There were very few attendees from the northeast, so Reagan and Brian made a point to connect with Jen Heaton-Jones and Rick Watson from CT and Delaware, respectively (pictured). They also connected with NRRA associate member Adam Clark from Concord, NH.
Brian and Reagan also had a chance to meet up with two NRRA vendors - staff from URT and Ed Pope from Pinpoint Wire. Ed agreed to send us one of his baling wire tools, which was the talk of NRRA's Annual Recycling Conference earlier in the year, so we can show it to members at MOM meetings and bring it to site visits as an example.
Reagan had good conversations with each of the two reporters at Resource Recycling. Articles from Resource Recycling are often included in NRRA's bi-weekly Full of Scrap newsletter, so it was nice to hear the reporters sharing good things to say about the publication.
Of particular interest to our municipal members, Reagan and Brian met with The Recycling Partnership staff to learn the latest about grant opportunities for rural communities. We are excited to share more details of a new rural grant they are offering in the coming weeks! Additionally, this year, Brian was chosen to receive a Steve Thompson Memorial Grant from The Recycling Partnership to attend the Resource Recycling Conference. In fact, he was one of the only grant recipients from New England!
One of the highlights of the conference was an animated Tuesday lunch. Reagan had reached out to every state recycling organization (SRO) staff member in attendance to invite them to join her and Brian at lunch and attendees happily showed up. They ended up having 8 different SROs from across the country at their table of 10 people! It was interesting to discuss the similarities and differences between organizations. Others SROs have private industry representatives on their board, which NRRA does not. Many SROs also actively engage in lobbying. Some have partnerships with local US Composting Council affiliates. Others were surprised to learn about NRRA's unique cooperative marketing model. We all agreed it would be worthwhile to keep in touch and share information going forward.
Pictured clockwise from top left: Brian and Reagan with Resource Recycling's Editorial Director, Dan Leif, and NRRA vendor, Ed Pope, General Manager at Pinpoint Wire Technologies; Reagan and Brian with NRRA vendor, URT; Reagan and Brian with gathering of SRO staff members from across the country; Brian pointing out NH at a Recycling Partnership grantee gathering at the Resource Recycling Conference.
In addition to the networking opportunities, the educational workshops held many gems of information that Reagan and Brian were able to bring back to share with our staff and members.

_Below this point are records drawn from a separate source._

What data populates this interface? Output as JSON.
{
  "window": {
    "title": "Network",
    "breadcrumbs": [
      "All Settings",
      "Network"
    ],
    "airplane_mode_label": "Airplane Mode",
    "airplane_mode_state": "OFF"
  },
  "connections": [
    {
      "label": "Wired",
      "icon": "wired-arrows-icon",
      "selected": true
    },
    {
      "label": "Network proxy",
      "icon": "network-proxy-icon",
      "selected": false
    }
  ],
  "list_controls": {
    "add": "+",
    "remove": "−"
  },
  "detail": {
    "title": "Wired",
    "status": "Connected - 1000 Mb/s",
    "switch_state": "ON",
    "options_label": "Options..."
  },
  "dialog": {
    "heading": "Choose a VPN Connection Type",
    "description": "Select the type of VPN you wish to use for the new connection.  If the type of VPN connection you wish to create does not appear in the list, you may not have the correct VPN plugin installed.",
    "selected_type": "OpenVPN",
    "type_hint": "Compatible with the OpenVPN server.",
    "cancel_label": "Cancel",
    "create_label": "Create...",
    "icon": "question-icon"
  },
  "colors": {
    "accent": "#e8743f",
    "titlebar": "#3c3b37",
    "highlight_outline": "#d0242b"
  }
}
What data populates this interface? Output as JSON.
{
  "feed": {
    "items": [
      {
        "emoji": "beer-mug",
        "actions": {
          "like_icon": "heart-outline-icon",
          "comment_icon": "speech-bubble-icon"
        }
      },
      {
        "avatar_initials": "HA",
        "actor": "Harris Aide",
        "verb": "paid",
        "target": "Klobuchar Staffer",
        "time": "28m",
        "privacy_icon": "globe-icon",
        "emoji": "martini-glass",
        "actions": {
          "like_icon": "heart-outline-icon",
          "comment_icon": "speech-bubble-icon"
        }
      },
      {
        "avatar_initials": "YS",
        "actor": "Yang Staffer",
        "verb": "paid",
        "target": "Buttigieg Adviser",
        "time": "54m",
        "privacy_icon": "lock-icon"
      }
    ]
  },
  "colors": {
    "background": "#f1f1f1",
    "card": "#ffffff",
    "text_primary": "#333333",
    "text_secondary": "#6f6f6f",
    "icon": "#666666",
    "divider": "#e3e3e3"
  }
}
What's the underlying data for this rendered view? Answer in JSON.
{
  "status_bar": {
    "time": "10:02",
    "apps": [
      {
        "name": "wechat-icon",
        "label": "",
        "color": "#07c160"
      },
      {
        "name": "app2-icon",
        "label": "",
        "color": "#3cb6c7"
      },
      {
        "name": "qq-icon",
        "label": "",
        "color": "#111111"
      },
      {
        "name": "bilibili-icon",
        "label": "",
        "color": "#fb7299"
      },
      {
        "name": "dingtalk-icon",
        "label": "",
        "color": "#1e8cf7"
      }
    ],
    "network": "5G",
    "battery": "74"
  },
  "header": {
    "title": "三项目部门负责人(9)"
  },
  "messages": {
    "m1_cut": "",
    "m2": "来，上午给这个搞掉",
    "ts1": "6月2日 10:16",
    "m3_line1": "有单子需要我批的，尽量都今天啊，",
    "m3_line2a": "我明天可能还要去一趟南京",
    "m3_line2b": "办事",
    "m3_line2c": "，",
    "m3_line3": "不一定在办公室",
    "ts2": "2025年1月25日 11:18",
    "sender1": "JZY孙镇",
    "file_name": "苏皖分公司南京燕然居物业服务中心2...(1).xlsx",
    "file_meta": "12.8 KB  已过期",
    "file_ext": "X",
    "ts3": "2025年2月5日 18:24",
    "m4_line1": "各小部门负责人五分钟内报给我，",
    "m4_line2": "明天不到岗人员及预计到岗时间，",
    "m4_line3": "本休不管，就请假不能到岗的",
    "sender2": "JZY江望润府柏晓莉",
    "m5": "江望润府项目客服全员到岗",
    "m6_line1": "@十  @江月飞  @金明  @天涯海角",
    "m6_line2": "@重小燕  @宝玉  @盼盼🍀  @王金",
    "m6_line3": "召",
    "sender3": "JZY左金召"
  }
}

In "Measuring Up: Steps to Strengthening Industry Data," Reagan was intrigued to hear a representative from the American Forest & Paper Association note that the 93% OCC (Old Corrugated Cardboard) recycling rate they have promoted for years is actually closer to 80-85% when they excluded estimates of paper imported from abroad that gets recycled in the US. We have heard skepticism about the original 90+% recycling rate for OCC, and while the speaker defended the calculation method for that rate, the 80-85% sounds like a much more realistic number. She also found it interesting that about 85% of all OCC used in the US is used by businesses, with only 15% coming through residential programs.
One workshop, "Navigating Complexities in Racial and Social Equity," shared a case study where the City of Orlando, Florida learned that predominantly white neighborhoods had higher recycling rates. Similarly, neighborhoods with higher education levels and more wealth had higher recycling rates. To increase recycling awareness, Orlando conducted targeted education including using billboards and murals in select neighborhoods. The City of Baltimore shared how they used high quality hybrid meetings to increase resident participation in conversations about recycling.
Another great workshop, "What's the Prognosis for Recycling Markets," focused on plastics and fibers. A plastics recycling analyst from ICIS noted that while recycled plastic is almost always more expensive than virgin plastic, when the difference between the two grows more than 20%, companies tend to switch from recycled to virgin due to the increased cost delta. Currently that difference is closer to 30%. The hope is that prices will rise again as consumer brands continue to increase recycled plastic usage to meet their sustainability goals.
Regarding paper, a veteran industry speaker from RRS shared that old paper mills have been closing because they can't compete with newer mills coming on board.
When asked how communities can protect against market increases, speakers encouraged communities to work with nonprofit or public partners that compete against private companies to protect against for-profits dominating market pricing. They also stressed the value of education and transparency. All of these are benefits that NRRA provides to our members!